§ THE DATA
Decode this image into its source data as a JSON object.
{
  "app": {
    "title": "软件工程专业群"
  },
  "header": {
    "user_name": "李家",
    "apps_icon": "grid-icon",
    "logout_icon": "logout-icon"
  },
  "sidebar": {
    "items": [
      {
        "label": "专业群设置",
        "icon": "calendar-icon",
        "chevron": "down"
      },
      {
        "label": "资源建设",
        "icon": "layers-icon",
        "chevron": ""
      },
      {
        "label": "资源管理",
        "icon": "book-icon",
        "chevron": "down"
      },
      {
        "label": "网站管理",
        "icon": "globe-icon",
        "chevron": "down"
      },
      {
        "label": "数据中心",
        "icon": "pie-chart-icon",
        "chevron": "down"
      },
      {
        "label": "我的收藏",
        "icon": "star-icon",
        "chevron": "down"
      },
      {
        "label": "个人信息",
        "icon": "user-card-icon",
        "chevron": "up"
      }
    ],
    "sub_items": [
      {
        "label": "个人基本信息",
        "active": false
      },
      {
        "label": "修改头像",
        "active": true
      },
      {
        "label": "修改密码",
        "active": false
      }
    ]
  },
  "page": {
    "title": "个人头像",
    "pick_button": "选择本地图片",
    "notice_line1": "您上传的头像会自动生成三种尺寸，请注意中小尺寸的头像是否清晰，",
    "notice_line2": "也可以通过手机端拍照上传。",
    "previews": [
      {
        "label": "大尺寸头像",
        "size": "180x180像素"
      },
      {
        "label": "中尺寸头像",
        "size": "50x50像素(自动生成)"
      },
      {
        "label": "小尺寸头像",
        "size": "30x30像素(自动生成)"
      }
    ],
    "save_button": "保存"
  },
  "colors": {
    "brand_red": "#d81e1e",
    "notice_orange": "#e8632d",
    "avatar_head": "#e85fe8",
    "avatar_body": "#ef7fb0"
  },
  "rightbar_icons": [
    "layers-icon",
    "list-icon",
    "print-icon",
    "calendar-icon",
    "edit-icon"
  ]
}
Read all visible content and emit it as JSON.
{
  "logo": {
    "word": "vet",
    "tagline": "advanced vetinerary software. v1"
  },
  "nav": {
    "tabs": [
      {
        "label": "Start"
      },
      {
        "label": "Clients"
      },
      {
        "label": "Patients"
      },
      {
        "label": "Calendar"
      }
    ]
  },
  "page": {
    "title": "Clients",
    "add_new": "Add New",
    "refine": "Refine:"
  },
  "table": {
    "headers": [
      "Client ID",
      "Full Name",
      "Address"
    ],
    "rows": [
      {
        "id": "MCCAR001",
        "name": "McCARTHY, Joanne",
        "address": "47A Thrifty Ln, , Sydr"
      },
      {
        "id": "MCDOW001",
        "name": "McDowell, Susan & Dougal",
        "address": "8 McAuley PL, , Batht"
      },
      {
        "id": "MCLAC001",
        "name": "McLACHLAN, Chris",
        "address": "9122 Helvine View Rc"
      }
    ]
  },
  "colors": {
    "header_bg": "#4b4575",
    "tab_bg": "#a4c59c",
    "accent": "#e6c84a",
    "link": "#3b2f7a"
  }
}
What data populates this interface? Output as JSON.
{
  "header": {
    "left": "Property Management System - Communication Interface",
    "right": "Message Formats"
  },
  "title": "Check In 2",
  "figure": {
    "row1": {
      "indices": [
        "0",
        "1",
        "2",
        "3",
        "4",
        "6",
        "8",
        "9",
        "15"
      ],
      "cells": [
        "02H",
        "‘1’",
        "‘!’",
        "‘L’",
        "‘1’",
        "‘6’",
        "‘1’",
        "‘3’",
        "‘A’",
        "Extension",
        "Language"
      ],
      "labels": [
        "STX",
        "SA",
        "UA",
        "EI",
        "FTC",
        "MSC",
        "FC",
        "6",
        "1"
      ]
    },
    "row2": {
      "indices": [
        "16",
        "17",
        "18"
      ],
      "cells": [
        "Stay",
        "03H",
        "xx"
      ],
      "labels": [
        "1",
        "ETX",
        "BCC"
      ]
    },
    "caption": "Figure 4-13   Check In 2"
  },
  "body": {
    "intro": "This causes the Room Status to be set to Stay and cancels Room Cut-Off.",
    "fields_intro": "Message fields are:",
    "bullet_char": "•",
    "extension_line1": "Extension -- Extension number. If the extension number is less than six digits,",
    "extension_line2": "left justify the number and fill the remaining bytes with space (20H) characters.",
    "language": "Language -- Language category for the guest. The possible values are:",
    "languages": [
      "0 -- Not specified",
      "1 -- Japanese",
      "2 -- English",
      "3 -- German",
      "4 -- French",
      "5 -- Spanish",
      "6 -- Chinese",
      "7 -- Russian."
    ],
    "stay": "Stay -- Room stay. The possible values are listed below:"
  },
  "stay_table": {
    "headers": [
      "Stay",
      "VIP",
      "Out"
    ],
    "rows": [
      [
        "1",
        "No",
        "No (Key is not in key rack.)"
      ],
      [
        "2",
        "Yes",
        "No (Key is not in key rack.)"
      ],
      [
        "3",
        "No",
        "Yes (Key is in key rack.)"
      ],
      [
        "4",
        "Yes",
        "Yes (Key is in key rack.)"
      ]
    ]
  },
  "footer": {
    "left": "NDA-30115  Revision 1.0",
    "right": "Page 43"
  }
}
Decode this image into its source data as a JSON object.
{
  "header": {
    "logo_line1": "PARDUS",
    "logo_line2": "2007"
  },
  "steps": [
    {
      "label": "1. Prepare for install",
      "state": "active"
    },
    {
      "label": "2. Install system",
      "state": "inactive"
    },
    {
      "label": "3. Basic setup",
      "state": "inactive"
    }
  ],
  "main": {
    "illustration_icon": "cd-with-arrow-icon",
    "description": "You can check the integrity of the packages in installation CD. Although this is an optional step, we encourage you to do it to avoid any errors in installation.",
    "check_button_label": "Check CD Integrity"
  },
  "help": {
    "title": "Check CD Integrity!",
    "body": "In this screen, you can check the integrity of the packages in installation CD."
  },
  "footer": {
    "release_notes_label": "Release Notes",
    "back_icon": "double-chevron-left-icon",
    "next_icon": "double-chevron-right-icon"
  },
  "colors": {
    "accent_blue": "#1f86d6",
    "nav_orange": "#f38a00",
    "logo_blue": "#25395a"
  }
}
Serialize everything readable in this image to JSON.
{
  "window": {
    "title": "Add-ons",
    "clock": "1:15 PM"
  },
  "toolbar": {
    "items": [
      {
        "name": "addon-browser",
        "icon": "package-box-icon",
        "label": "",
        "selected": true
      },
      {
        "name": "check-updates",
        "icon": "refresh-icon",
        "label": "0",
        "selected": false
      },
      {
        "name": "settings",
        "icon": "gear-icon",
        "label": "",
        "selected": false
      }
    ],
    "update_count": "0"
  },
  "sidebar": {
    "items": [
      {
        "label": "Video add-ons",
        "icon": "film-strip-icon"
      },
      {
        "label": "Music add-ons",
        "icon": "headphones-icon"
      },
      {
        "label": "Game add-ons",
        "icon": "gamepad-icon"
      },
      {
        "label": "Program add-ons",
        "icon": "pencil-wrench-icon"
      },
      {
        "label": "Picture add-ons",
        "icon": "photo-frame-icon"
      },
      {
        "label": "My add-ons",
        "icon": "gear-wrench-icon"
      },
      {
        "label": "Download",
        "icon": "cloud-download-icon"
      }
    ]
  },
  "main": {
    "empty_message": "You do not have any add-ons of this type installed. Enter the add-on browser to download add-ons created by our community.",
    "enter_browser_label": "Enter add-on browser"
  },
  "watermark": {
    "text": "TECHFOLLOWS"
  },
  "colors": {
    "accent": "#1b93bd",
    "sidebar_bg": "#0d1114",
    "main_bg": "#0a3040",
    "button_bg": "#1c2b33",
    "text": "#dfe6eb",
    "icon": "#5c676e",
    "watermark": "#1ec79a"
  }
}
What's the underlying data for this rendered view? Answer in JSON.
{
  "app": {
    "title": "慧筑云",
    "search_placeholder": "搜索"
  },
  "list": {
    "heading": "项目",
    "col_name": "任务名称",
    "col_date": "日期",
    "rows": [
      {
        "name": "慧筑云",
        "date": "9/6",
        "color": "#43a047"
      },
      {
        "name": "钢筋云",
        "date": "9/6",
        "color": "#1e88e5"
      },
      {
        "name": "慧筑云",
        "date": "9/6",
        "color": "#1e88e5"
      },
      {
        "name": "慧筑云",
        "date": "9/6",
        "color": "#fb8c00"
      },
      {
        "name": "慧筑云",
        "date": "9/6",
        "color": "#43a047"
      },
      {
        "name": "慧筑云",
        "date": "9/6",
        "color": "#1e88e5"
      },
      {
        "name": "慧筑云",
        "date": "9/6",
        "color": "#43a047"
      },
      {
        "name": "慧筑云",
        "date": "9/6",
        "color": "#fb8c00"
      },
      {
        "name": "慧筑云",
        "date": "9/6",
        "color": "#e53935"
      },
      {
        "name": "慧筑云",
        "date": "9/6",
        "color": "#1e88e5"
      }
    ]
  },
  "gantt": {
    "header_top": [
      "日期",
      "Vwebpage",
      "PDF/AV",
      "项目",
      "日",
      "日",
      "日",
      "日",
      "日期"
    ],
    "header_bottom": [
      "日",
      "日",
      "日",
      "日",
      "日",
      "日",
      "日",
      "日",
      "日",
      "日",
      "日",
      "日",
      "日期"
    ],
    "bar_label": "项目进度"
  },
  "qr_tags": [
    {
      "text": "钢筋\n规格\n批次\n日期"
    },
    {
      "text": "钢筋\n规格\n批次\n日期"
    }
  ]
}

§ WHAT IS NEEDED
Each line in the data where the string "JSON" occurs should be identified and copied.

§ RESULT FOR THIS TASK
Decode this image into its source data as a JSON object.
Read all visible content and emit it as JSON.
What data populates this interface? Output as JSON.
Decode this image into its source data as a JSON object.
Serialize everything readable in this image to JSON.
What's the underlying data for this rendered view? Answer in JSON.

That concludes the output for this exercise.